Finding A Way Forward
†My story, like some of the other stories in this
program, begins at St. Thomas Hospital in Akron, Ohio.† My mother was a
nurse in the first alcoholic wards there and she knew Sister Ignatia and
Dr. Bob.† I was born at St. Thomas Hospital years after she worked
there.† I never would have guessed, despite these coincidences, that I
would discover this program and be filled with such gratitude to have
chosen this way of life.
My parents were not teetotalers, but they didnít keep alcohol in the
house and they only served it or consumed it when having guests.† I
didnít take my first drink until I was 18, and I drank socially until my
early 40ís.† No one in my family was an alcoholic.† I never saw this in
I finished college and graduate school by my mid-20ís, got married, and
steadily worked my way up to become a Partner at a large consulting firm
by my mid-30ís.† †The years from my mid-20ís to my early 40ís are a
blur of hard work and difficult times with my then-husband, with the
added burden of having to support us due to his many failed financial
ventures.† By the time I reached my early 40ís, I was turning more
frequently to alcohol to try to calm my panic attacks and to numb the
stress, resentment and emotional pain that had become a constant in my
life.† By the time I reached age 46, I was drinking every night and my
job performance and relationships suffered markedly.
Early in 2011, I realized I had to make big changes.† I realized I could
not, and did not want to, live like I was living anymore.† I entered
these rooms and at first I was skeptical. I did not believe the sayings
on the walls.† I thought that they were trite, and I certainly didn't
believe that following that list of 12 Steps on the wall was the answer
to finding serenity.† Over the next few months, I dropped in on an
occasional meeting and tried to reduce my drinking, but I was not yet
convinced to commit fully to this program.† I thought that if I made
other changes, it would ease the pressure on me and enable me to deal
with this problem on my own.
In Summer 2011, I realized that I could not go on working at the
consulting firm, that the stress was taking a major toll on me, so I
took a lower stress job and a big pay cut.† I was terrified walking away
from the career that Iíd worked so hard to build.

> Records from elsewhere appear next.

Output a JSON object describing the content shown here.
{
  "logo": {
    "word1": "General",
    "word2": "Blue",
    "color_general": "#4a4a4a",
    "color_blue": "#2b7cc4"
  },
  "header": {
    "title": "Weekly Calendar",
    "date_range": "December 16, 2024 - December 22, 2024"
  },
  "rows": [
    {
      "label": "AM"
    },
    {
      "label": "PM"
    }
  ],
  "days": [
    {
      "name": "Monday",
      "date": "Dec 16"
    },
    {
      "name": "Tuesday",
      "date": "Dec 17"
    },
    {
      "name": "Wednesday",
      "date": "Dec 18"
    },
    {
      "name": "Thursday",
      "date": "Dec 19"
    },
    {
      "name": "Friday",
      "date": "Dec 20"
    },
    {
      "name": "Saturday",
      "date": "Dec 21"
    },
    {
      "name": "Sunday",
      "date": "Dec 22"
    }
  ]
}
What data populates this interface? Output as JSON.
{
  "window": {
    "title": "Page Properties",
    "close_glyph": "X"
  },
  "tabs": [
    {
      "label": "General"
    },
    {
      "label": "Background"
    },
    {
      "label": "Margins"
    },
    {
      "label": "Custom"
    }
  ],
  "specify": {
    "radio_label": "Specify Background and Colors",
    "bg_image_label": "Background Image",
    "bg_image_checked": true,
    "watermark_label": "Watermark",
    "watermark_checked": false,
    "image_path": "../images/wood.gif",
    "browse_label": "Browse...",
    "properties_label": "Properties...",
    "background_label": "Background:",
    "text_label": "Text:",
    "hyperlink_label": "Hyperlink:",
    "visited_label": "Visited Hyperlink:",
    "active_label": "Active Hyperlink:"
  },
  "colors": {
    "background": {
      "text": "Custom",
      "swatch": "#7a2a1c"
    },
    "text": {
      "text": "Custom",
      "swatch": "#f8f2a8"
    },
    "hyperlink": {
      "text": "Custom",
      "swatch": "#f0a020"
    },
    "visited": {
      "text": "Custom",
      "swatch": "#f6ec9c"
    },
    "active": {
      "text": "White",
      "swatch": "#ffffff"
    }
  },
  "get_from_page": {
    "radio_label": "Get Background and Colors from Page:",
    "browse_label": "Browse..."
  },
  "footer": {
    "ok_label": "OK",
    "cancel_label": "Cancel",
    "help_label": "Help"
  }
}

Not to mention the
financial burdens I had, given that my then-husband still was not
working, but I realized that I had to save myself and find another way
forward.† On November 15, 2011, I realized that I wanted what this
program offered, enough to make the commitment and to make the big
changes that I would need to make my life one of service and good.
Just over two years into my sobriety, my then-husband told me that he
was leaving me. I remember being devastated and frightened, as I had not
lived on my own as an adult.† I had to learn, one day at a time, to
deal with life on lifeís terms.† I also had to learn that what happened
to me, was OK, and that I would be OK. I didnít know what OK looked
like.† I learned that none of us knows what OK† looks like.† Itís
something that I figure out by getting through one day at a time.
By taking inventory at the end of the day and making sure Iíve got my
own side of the street clean, and trying my best to let it go, I get to
and OK is a good place to be.
I will forever be grateful to the people who were there in the rooms for
me on November 15, 2011 and to every person that extends the hand of
Fellowship to me since that time and into the future.† Iím grateful to
this program for five years of sobriety and God willing, more days
ahead, one day at a time.